Here’s a couple of considerations to keep in mind as you read the article dealing with farming and “New Zealand’s most popular meat”. The key words to those considerations are “sentience”, and “balance”
Consideration #1: What difference would a legal definition of animal sentience have on the daily lives of the animals involved? Putting that question another way, what difference would it make to the animals if, in addition to ensuring animals did not suffer “unnecessarily”, industry had a legal obligation to ensure that animals were “provided with opportunities to experience pleasure”? For those who are genuinely serious about elevating standards of animal welfare and improving the daily life experience of animals, it’s an attainable objective.
Here’s how. Apply a definition of sentience in Section 2 of its Animal Welfare Act 1999 stating “sentience means animals experience negative and positive states”.

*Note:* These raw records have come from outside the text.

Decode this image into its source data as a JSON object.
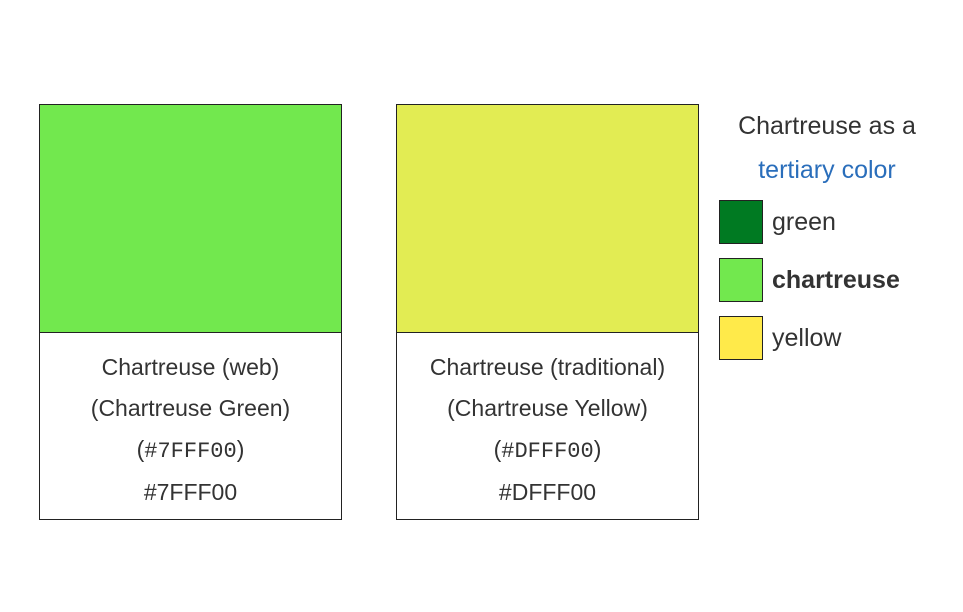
{
  "cards": [
    {
      "color": "#72E84E",
      "lines": [
        "Chartreuse (web)",
        "(Chartreuse Green)",
        "(#7FFF00)",
        "#7FFF00"
      ]
    },
    {
      "color": "#E2EC53",
      "lines": [
        "Chartreuse (traditional)",
        "(Chartreuse Yellow)",
        "(#DFFF00)",
        "#DFFF00"
      ]
    }
  ],
  "legend": {
    "title_prefix": "Chartreuse as a",
    "title_link": "tertiary color",
    "items": [
      {
        "label": "green",
        "color": "#007A22",
        "bold": false
      },
      {
        "label": "chartreuse",
        "color": "#72E84E",
        "bold": true
      },
      {
        "label": "yellow",
        "color": "#FFEA4A",
        "bold": false
      }
    ]
  }
}
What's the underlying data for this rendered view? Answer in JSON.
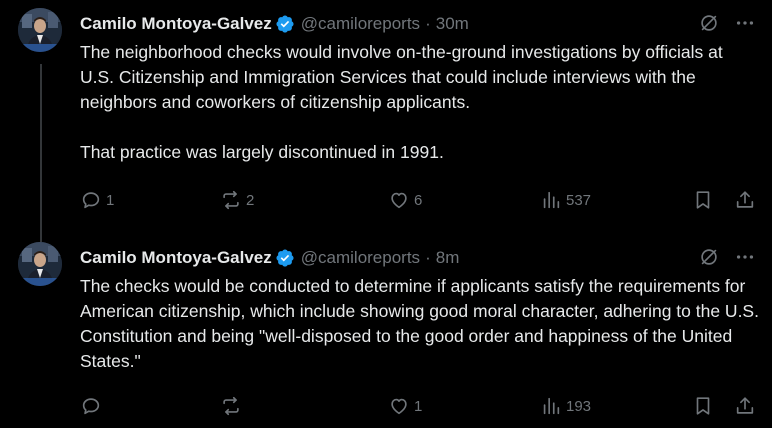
{
  "tweets": [
    {
      "author_name": "Camilo Montoya-Galvez",
      "handle": "@camiloreports",
      "separator": "·",
      "time": "30m",
      "text": "The neighborhood checks would involve on-the-ground investigations by officials at U.S. Citizenship and Immigration Services that could include interviews with the neighbors and coworkers of citizenship applicants.\n\nThat practice was largely discontinued in 1991.",
      "replies": "1",
      "reposts": "2",
      "likes": "6",
      "views": "537"
    },
    {
      "author_name": "Camilo Montoya-Galvez",
      "handle": "@camiloreports",
      "separator": "·",
      "time": "8m",
      "text": "The checks would be conducted to determine if applicants satisfy the requirements for American citizenship, which include showing good moral character, adhering to the U.S. Constitution and being \"well-disposed to the good order and happiness of the United States.\"",
      "replies": "",
      "reposts": "",
      "likes": "1",
      "views": "193"
    }
  ],
  "icons": {
    "verified": "verified-badge-icon",
    "grok": "slashed-circle-icon",
    "more": "more-dots-icon",
    "reply": "reply-icon",
    "repost": "repost-icon",
    "like": "heart-icon",
    "views": "views-bar-icon",
    "bookmark": "bookmark-icon",
    "share": "share-icon"
  },
  "colors": {
    "background": "#000000",
    "text": "#e7e9ea",
    "muted": "#71767b",
    "verified": "#1d9bf0",
    "thread_line": "#333639"
  }
}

To understand how that definition makes a difference, have a look at what New Zealand’s Veterinary Association have said about animal sentience:
Then compare the clarity and quality of the NZVA’s definition with the statements of the New Zealand Government. The New Zealand government still don’t have a definition of sentience in legislation, but did go so far as to say that the acknowledgement of animals as sentient in New Zealand’s Animal Welfare Act 2015 Amendment was “merely symbolic”. New Zealand’s 2018 government have an equally token semi-definition of animal sentience with a non-legislative reference which states: “Sentience is the ability to perceive or feel things”.
Did you notice the word “things” in this official government website definition of sentience? “Things”?! The semi-definition that fails to identify “things” as the animal’s negative AND positive experiences as referred to by the NZVA, enables the law to side-step applying a legal responsibility for the positive experiences of animals.
Consideration #2: Is this article balanced in terms of stakeholder interests? Critiquing is different to simply criticising, and balance is one of the elements of credibly critiquing. For example, have you noticed that when one chicken farmer falls foul of legal obligations, then it’s commonly reported as “the chicken industry”, rather than “one farmer” in the chicken industry? Critiquing – it’s worth emphasising that it’s MUCH more than simply criticising.
So what do you think? Does the article about New Zealand’s most popular meat demonstrate balance? And what difference would a clear legislative definition of sentience make, on the lives of the chickens, the producers, and the public?